In 1965 Spencer and Mavis went off in a caravan to Scotland but returned to Rye and eventually to one of the coastguard cottages at the Haddocks in Fairlight. But, as we know, the cliff eroded in 1978 so they were forced to move and settled into the former boathouse once used to construct the Royal Military Canal.
Spencer Roberts was particularly active during the 1970s and 80s including the commission in 1985 to paint the murals at Lympne, Kent for John Aspinall brilliantly depicting over two hundred species of jungle animals. They are still to be seen in the house at Port Lympne Wildlife Park near Hythe.
In 1985 there was an exhibition of his wildlife paintings at Hastings Museum and Art Gallery. He died aged 77 years in 1997. His wife Mavis wrote his biography Chiaroscuro: The life of Arthur Spencer Roberts in 2004.
And so, back to the swan picture and how it comes to be in the Village Hall. In 1984 we understand that Spencer Roberts donated the painting to the Village Hall. It was immediately agreed that the painting be sold and the proceeds kept by the Village Hall. Members of the Fairlight History Group have inspected the picture, including the various labels and markings on the back. Paul Draper enlisted the help of local auction room Burstow and Hewett of Battle. From their information it seems that it was put up for auction at Sotheby’s on 15th October 1987 with an estimate of £600-£800, but was unsold! (Who remembers what happened that night in 1987?). The painting has remained in the Village Hall ever since. But we are delighted to have kept it for it provides a tangible link to a prominent and internationally successful artist who had a strong local connection and who is remembered by other members of Fairlight’s strong artistic community.
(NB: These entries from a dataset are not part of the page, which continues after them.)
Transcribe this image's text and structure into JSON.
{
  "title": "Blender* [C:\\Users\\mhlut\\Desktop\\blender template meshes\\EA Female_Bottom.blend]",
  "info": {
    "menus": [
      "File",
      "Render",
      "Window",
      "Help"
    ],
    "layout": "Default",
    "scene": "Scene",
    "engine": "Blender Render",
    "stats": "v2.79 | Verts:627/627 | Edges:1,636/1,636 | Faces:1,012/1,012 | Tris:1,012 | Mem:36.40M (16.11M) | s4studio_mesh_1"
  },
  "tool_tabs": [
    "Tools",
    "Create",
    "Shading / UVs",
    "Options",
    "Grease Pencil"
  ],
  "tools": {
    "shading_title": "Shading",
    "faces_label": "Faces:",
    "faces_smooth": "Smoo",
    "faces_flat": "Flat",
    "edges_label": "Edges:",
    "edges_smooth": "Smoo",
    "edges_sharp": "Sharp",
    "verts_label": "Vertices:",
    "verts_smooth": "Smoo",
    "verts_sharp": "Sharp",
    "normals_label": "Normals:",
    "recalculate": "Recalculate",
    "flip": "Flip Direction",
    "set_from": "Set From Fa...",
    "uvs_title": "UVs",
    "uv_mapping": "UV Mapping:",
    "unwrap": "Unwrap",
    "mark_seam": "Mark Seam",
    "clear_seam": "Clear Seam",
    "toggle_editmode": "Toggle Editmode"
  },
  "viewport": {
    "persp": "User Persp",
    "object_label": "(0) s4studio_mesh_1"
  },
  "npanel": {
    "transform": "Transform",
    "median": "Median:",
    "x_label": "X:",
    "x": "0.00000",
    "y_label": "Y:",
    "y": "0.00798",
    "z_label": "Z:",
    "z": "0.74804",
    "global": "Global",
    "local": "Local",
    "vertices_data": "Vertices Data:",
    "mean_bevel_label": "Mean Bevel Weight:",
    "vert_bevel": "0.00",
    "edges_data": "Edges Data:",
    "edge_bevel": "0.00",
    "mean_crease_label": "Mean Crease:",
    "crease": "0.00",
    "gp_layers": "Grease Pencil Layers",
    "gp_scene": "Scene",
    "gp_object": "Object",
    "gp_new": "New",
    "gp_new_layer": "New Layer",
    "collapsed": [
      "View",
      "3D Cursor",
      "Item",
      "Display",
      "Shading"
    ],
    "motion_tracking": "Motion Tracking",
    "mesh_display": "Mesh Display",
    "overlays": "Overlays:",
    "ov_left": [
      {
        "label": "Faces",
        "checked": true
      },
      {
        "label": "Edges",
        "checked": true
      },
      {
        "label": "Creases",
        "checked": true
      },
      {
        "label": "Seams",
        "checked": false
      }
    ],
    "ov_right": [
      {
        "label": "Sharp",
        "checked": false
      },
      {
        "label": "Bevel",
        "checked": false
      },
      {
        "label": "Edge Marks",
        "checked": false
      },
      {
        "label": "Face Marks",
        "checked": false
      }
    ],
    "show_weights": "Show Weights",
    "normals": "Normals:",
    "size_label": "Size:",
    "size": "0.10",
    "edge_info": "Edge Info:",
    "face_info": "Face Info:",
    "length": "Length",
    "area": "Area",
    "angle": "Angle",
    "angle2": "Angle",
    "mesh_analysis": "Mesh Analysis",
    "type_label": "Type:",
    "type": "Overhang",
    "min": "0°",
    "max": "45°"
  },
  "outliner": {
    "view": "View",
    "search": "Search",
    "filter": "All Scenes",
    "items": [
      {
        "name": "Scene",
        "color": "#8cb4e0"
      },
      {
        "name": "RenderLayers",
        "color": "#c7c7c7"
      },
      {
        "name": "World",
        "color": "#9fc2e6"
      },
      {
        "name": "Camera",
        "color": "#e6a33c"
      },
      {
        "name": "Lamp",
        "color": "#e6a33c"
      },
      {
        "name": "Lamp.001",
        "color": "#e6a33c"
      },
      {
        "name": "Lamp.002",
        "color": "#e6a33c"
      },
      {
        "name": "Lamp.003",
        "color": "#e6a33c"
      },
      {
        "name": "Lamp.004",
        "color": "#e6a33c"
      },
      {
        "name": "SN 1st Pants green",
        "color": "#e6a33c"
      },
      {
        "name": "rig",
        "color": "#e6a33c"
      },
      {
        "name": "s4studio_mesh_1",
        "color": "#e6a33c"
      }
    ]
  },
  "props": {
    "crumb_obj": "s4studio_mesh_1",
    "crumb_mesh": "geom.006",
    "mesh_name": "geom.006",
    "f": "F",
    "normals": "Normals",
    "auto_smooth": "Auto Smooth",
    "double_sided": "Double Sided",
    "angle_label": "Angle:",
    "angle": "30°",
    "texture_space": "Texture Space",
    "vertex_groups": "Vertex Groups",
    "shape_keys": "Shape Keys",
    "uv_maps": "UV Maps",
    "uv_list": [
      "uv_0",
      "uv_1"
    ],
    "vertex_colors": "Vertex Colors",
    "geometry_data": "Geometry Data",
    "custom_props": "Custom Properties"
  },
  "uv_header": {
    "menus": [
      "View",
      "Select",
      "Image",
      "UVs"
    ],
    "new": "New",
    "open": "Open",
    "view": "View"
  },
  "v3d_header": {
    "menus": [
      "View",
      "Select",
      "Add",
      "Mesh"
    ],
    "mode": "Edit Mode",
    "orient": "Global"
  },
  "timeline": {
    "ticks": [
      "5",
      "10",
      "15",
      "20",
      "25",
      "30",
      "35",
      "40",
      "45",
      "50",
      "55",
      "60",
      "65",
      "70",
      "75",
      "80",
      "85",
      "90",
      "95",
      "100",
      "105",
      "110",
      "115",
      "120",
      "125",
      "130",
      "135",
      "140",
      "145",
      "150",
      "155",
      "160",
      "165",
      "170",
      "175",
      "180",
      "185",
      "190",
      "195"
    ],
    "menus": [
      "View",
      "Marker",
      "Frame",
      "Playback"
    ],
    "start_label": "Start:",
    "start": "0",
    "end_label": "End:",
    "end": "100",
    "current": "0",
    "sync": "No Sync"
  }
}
EAST SUSSEX ARTS CLUB started around 1890 and I am interested in past exhibitors, so if you have a painting with a similar logo on the back, I would love to take a photo for the club archive. Julie Marshall 813104